Friday, March 25, 2011
Video Game Expert Unlocks Secret Animation in Google’s Houdini Doodle
Houdini, the Man and His Legacy
Houdini was born as Erich Weiss in Budapest, Hungary, in 1874. His family emigrated from Europe to Wisconsin shortly thereafter. Houdini, by the age of 10, had already established himself as a circus act, but he gained notoriety for his elaborate escapes, in which he was able to extricate himself from all manner of handcuffs, shackles, chains, and straightjackets.
Perhaps his most famous stunt was the Chinese Water Torture Cell. The act involved Houdini escaping from a water tank while suspended upside down and restrained. The trick required him to hold his breath for three minutes. The exact construction of Houdini’s torture cell and the method of his escape remain a mystery.
Houdini was also vitally important in debunking false psychics, mediums, and other charlatans who bilked people out of money for the spurious promises of supernatural contact. Modern skeptics such as James Randi continue Houdini’s tradition today through similar feats.
Freeing Houdini from the Doodle

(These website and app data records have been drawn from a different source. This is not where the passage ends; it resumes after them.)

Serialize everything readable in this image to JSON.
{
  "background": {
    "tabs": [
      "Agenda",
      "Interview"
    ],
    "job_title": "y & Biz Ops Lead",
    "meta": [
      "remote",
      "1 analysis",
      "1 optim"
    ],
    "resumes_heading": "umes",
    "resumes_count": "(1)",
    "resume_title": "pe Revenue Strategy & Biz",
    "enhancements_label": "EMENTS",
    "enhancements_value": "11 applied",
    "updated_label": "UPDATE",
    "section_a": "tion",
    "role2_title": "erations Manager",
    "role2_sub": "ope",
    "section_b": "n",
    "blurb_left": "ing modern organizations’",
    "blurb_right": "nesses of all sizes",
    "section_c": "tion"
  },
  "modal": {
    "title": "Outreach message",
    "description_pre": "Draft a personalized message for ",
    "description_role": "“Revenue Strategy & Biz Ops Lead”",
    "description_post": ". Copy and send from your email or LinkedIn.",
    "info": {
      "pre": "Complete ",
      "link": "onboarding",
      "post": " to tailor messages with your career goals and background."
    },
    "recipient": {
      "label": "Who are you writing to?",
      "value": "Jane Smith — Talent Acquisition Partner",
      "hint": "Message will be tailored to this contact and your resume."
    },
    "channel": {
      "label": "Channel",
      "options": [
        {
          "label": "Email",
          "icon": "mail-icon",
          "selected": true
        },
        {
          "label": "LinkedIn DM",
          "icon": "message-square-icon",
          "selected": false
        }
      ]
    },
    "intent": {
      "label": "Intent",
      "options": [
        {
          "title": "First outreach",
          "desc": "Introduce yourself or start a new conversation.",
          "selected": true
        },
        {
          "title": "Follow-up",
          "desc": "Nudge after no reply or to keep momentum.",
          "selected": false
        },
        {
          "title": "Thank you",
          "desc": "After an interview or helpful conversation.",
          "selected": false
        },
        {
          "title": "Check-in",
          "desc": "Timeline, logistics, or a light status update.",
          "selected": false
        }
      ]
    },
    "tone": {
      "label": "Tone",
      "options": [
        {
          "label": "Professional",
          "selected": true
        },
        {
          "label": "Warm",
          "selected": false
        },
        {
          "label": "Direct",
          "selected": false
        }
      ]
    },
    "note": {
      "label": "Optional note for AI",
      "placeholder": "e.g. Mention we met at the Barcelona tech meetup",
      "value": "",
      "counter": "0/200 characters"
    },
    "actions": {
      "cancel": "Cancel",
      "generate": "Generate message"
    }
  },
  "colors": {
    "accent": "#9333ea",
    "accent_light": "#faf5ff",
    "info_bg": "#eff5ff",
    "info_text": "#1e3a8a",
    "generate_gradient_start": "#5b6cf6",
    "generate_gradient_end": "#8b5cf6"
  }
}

Said Meyrian Dofskelge, a business analyst who specializes in the electronic gaming industry, “I was surprised to learn that no one had unlocked the secret of the Houdini Doodle, attempted to, or even thought to try. Google’s a clever company. It’s created some ingenious and intriguing doodles to generate traffic. In fact, it received a patent for its doodles just as the Houdini graphic was introduced. Of course there was something more beneath the surface of the picture, just as there was always something more to Houdini.”
Dofskelge claimed that when he first saw the doodle on Thursday, he immediately began experimenting with it.
“Harry Houdini wasn’t just a marketing vehicle, as the doodle seems to imply by paying homage to his advertisements,” Dofskelge continued. “He was first and foremost a master of illusion and escape. He spared no expense to pull off some of history’s most fascinating tricks. He hid scraps of metal under calluses on his body to pick locks. He once had his men break into an undertaker’s parlor, after requesting the strongest coffin to be built for an escape, just to replace one of the boards. It seemed obvious to me that Google was inviting users to perform the same magical feat -- to find the key that would unlock the doodle so that Houdini could be freed. But it must have been too subtle.”
Dofskelge, smiling coyly, refused to explain how he solved the puzzle. “Like any good magician, I keep my secrets,” he said.
The only clues he would reveal were that clicking on the doodle directly would lead to a dead end -- merely generating a search for Houdini -- and that to figure out how a magician’s illusions operate, one must “inspect all the elements inherent in the environment.”
“Magic is, at its core, the art of distraction,” Dofskelge mused. “Sometimes it’s done with smoke and mirrors, sometimes with the lights out. Sometimes messages are written in invisible ink. That’s all I’m willing to say on the subject.”
According to Dofskelge, once the doodle is unlocked, an HTML 5 animation depicts Houdini upside down, with his wrists chained together. After a few seconds of writhing around the doodle and squirming, Houdini breaks the chains and settles in the lower right hand corner of the image, as it appears in its static form. As an added bonus, if users with Google accounts are logged in, Houdini causes a message to appear beneath the doodle, which features the user’s name and information specific to his or her online activity. However, Dofskelge admitted this aspect of the animation was “notably creepy and a bit unsettling.”
(c) 2011. All stories are works of satire and parody.